Self-esteem is how we value ourselves. However, we cannot build self-esteem by looking at ourselves or only through outside sources, such as a marriage partner, college degree, or job. We form self-esteem by evaluating the way other significant people view us.
My friend Joel is an artist who often displays his paintings at weekend art shows. Joel will sit near his booth to observe how people respond to his art. He often finds it difficult to hear them comment on his paintings. “Those paintings are pieces of me,” he explains, “and sometimes people do not like what they see. But I need to hear their comments in order to judge how well I am doing.”
Our self-esteem is closely tied to who we think we are, and we decide our value by how others react to us. Our children do the same, and they are watching us to see how we react to them.
The significant people around us act as mirrors, reflecting back to us our identity and value. Yet often, these “mirrors” do not reflect an accurate image, because the images are shaped by others’ personal needs and difficulties. Sometimes even parents cannot reflect a true image to their children, leaving their kids feeling unloved and worthless.
Lisa’s parents were a classic example of a warped mirror image. When she was a child, they often told her she was fat, leading her to believe that to be valuable to them and others, she must not be overweight. She began to derive her self-identity solely on how she looked. Even at twenty Lisa was trim and fit, yet she still thought of herself as fat, which led to anorexia.
Lisa was probably unaware that she sought her parents’ approval through controlling her weight. We gain self-esteem through a subjective, unconscious process as we seek to perceive and evaluate how others see us.
In addition to parents, peers hold a strong influence on children as they develop self-esteem. Unfortunately, today’s children spend more time with peers than parents, and begin to change to please those outside the family. Yet a child’s friends will never be able to give him or her the feedback necessary to develop a positive self-concept. Healthy self-esteem is best nurtured at home.

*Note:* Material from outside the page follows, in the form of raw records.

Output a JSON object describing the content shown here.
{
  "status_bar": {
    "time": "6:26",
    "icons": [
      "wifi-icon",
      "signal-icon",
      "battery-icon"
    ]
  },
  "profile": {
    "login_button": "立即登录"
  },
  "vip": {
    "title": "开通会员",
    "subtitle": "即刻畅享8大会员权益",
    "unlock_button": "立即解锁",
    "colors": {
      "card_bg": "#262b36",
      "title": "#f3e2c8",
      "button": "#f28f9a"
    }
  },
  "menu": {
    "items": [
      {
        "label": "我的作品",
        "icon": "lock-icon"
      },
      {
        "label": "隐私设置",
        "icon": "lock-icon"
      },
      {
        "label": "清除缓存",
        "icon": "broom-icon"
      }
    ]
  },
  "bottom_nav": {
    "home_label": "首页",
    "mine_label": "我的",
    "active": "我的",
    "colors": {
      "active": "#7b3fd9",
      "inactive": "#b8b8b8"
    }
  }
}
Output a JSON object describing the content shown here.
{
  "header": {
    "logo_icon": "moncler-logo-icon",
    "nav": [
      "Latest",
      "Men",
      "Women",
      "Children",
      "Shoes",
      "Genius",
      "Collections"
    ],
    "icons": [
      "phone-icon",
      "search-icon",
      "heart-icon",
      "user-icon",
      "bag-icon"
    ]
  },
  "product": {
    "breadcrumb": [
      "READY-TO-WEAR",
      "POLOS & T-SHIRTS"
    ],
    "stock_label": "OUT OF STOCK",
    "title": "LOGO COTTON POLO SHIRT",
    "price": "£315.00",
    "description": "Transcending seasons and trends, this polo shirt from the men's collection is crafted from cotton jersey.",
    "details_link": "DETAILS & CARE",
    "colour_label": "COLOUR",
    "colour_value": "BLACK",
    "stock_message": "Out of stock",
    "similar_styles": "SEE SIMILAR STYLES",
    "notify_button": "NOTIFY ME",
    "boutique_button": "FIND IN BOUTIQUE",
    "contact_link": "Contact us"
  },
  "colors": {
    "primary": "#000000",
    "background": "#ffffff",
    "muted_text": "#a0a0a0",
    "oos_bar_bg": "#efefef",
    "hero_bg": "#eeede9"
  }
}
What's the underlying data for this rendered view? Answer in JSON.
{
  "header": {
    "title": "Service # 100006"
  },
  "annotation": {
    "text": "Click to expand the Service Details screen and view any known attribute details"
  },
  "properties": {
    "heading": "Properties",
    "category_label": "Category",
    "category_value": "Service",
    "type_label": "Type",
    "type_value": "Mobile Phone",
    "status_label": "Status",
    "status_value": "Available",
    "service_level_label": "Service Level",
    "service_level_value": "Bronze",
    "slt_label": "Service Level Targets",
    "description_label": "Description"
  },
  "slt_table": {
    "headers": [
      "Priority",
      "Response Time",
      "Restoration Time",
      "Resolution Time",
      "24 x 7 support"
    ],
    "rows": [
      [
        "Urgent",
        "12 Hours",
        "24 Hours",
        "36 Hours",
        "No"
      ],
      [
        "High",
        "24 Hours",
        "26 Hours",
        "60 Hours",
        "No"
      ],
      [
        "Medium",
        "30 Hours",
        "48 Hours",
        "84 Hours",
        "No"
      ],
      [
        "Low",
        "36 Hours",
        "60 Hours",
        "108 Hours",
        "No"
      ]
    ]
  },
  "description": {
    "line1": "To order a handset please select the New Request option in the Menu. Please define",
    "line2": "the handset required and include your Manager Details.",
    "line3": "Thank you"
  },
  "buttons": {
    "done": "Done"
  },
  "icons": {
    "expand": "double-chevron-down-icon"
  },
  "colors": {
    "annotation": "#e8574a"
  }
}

Self-esteem is an ongoing process, a daily evaluation. Parents are the front line in helping their children learn to value themselves, and to see themselves as individual creations of God, designed for His purposes.
As your children prepare to head back to school this month, don’t subcontract the building of their self-esteem to their teachers, coaches and peers. Be involved in their lives. Let your mirror reflect back to them the positive reminder that the Master Designer, with unique and wonderful gifts, created them. Let that reflection form the foundation of a healthy self-esteem throughout your children’s lives.
Excerpted from Raising Confident Kids by Dr. Robert G. Barnes Jr. Visit parentingonpurpose.org for more advice from Dr. Bob Barnes and Torrey Roberts.
For more articles by Dr. Bob Barnes and Torrey Roberts, visit goodnewsfl.org/author/dr-bob-barnes-and-torrey-roberts/